▶ [To do]:
Go through the entries below and copy each line that holds the word "рабочему".

(Element data from apps and pages)
((
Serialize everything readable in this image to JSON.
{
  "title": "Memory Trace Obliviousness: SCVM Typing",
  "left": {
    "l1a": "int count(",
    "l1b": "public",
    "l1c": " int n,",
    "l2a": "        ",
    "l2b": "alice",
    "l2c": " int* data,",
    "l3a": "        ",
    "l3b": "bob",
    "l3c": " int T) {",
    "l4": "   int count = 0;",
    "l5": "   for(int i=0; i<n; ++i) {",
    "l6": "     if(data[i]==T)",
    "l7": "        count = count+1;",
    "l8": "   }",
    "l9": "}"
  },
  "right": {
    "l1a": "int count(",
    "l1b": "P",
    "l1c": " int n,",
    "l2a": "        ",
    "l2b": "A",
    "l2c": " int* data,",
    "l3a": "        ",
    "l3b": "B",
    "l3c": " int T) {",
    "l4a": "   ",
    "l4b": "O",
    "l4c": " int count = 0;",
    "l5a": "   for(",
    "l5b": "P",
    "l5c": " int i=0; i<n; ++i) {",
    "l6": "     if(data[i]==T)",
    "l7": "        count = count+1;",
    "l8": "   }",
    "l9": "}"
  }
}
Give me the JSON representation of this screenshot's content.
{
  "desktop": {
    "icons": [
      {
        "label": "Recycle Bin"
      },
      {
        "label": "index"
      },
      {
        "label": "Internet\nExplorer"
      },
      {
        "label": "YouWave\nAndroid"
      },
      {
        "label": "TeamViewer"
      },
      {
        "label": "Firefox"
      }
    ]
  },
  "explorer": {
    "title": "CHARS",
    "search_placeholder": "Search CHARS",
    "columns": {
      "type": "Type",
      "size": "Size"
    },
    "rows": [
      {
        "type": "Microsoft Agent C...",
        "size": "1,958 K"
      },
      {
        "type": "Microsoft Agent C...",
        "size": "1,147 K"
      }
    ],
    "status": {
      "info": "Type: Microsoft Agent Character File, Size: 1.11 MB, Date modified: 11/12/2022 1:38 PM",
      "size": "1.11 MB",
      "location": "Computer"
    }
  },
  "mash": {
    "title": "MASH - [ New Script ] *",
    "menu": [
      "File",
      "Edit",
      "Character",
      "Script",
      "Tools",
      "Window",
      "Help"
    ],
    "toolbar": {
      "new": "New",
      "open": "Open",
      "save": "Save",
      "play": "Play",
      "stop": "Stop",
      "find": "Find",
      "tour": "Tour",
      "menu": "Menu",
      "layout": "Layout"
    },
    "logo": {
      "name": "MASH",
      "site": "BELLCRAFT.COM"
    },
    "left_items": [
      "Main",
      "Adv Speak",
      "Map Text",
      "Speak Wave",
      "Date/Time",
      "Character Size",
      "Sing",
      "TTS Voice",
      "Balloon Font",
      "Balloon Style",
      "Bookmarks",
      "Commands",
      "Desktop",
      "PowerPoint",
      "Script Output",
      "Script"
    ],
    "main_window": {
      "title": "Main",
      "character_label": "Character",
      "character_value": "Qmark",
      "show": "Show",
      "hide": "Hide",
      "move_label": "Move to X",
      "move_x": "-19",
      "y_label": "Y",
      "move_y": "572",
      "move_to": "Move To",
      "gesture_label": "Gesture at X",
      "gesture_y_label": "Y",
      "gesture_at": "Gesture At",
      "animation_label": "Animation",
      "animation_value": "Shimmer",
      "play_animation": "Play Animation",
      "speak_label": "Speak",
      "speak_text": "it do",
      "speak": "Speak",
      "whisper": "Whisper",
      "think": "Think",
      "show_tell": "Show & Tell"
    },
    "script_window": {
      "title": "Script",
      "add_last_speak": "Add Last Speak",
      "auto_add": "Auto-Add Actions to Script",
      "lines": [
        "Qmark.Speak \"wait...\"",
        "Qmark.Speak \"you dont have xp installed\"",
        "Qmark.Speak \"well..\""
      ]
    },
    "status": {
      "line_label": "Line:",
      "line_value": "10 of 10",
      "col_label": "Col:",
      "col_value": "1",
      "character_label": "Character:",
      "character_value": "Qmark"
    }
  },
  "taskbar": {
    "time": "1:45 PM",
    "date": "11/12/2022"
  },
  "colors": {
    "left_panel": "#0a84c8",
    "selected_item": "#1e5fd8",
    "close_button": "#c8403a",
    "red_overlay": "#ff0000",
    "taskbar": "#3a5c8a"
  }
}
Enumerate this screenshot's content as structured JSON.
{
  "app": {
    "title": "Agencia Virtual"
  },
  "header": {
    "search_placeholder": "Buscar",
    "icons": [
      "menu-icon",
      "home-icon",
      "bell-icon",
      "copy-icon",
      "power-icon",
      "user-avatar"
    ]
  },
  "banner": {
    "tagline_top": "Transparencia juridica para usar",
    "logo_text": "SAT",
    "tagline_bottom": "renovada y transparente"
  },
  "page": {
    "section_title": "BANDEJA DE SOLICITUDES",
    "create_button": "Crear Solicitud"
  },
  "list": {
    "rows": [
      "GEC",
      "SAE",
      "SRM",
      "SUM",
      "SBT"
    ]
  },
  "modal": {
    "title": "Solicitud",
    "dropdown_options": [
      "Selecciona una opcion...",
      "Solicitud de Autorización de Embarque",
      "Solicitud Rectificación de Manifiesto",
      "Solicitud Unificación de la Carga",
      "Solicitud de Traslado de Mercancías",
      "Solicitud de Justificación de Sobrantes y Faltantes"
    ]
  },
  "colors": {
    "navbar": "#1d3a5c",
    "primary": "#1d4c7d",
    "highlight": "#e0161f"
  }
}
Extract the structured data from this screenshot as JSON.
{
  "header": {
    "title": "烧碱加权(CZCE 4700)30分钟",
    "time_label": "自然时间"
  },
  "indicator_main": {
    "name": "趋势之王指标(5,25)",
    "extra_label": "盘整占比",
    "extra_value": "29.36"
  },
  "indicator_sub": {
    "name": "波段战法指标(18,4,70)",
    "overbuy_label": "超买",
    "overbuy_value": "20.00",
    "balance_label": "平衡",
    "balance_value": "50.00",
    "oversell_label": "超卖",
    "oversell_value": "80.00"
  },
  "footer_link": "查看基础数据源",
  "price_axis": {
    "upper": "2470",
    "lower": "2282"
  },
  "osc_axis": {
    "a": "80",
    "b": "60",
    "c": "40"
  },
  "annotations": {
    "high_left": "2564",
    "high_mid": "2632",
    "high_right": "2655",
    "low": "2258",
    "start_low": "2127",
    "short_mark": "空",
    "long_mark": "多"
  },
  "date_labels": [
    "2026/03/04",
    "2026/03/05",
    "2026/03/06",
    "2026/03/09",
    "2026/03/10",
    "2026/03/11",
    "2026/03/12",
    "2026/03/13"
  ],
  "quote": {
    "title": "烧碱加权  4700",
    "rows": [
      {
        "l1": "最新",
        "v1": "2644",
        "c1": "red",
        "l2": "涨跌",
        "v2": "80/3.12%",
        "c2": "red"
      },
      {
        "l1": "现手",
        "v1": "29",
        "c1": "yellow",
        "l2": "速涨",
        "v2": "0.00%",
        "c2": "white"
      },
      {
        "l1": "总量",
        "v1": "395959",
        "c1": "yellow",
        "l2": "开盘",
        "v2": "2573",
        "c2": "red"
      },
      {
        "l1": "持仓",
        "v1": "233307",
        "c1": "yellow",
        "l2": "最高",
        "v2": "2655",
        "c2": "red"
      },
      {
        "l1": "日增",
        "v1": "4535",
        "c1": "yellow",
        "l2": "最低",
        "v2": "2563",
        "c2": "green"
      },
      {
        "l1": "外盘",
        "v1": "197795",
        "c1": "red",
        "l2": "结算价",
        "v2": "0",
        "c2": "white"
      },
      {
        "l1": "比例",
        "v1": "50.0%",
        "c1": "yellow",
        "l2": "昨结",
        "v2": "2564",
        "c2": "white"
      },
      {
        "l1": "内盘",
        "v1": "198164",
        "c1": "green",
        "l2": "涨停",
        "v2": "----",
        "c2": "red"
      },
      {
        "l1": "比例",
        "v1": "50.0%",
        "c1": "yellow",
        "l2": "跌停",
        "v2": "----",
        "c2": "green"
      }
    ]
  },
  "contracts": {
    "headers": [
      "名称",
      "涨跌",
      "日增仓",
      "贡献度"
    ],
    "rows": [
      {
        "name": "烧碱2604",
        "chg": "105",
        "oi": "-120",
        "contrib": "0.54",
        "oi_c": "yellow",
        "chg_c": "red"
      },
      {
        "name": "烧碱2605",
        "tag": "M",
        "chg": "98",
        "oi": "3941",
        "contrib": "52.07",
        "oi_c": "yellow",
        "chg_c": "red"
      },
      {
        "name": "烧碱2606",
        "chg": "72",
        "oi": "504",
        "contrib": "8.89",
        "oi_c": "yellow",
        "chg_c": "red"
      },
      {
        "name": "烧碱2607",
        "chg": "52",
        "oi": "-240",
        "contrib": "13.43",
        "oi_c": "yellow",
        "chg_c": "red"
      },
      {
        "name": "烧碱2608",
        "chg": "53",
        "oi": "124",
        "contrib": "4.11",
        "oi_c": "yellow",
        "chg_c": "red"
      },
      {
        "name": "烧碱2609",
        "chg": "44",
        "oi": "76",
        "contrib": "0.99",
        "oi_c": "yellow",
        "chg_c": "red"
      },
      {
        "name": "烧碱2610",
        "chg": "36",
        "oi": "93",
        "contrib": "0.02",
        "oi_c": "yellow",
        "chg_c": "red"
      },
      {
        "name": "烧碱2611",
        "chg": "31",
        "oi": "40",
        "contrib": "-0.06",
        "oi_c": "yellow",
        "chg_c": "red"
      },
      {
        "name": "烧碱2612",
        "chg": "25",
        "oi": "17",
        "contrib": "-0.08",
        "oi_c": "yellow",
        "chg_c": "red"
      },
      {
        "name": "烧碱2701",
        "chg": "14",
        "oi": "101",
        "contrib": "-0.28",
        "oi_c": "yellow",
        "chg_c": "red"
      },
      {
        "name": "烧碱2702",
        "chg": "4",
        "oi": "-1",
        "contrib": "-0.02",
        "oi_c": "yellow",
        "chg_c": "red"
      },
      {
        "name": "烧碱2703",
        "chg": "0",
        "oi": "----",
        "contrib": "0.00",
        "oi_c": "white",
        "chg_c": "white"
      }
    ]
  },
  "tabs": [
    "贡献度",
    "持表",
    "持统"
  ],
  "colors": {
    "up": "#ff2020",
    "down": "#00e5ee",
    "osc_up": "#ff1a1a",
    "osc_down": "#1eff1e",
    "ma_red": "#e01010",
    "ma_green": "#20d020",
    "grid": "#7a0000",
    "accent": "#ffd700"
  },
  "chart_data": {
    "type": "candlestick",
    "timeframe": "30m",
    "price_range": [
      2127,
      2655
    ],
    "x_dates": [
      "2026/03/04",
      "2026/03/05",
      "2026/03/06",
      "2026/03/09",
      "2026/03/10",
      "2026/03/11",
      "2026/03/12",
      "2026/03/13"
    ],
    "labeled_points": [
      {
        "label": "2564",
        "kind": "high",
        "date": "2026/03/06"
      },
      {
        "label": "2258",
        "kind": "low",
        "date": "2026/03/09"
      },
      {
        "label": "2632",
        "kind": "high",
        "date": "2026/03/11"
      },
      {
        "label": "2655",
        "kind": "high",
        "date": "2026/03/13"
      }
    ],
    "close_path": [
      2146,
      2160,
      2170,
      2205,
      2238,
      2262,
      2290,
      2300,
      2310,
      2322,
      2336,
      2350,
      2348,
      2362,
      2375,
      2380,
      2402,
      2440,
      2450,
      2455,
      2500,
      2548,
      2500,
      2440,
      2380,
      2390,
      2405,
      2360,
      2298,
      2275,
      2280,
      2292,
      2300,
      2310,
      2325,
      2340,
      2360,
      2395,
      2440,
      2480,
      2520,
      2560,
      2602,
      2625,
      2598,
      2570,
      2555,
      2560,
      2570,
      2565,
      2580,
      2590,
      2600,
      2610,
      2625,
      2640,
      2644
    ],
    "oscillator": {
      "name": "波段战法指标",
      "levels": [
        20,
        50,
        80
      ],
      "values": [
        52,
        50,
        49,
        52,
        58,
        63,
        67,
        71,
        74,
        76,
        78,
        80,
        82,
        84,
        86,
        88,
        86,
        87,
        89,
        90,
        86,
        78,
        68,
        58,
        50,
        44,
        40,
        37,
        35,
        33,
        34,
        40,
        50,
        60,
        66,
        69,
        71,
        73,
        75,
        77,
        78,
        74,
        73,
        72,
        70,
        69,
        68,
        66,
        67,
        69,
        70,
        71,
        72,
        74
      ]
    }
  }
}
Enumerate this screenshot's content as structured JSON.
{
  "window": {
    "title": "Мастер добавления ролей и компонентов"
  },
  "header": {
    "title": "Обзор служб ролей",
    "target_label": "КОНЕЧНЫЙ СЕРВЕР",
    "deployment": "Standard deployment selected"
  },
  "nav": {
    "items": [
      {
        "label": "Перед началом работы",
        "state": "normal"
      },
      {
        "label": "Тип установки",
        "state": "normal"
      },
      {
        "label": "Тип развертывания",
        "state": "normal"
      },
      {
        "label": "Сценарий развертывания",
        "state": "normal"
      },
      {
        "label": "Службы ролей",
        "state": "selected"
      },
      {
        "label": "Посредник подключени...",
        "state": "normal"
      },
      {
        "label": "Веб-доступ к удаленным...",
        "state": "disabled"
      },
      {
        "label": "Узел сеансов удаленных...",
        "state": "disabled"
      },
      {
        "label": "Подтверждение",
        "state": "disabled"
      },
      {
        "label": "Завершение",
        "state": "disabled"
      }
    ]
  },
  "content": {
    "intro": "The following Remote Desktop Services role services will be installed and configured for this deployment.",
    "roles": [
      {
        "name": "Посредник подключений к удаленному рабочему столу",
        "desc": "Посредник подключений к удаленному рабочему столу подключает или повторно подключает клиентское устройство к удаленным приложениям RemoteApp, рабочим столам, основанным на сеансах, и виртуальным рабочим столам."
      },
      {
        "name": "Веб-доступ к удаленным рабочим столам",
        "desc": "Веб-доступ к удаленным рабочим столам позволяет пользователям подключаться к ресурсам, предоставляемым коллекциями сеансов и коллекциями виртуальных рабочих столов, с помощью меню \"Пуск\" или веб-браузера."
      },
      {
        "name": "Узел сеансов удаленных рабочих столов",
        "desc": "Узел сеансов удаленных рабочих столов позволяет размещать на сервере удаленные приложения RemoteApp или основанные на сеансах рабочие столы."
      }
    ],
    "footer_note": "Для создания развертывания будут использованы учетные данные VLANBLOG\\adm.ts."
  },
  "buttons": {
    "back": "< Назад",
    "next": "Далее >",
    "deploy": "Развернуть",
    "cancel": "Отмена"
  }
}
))
▶ [Written answer]:
        "name": "Посредник подключений к удаленному рабочему столу",
        "desc": "Посредник подключений к удаленному рабочему столу подключает или повторно подключает клиентское устройство к удаленным приложениям RemoteApp, рабочим столам, основанным на сеансах, и виртуальным рабочим столам."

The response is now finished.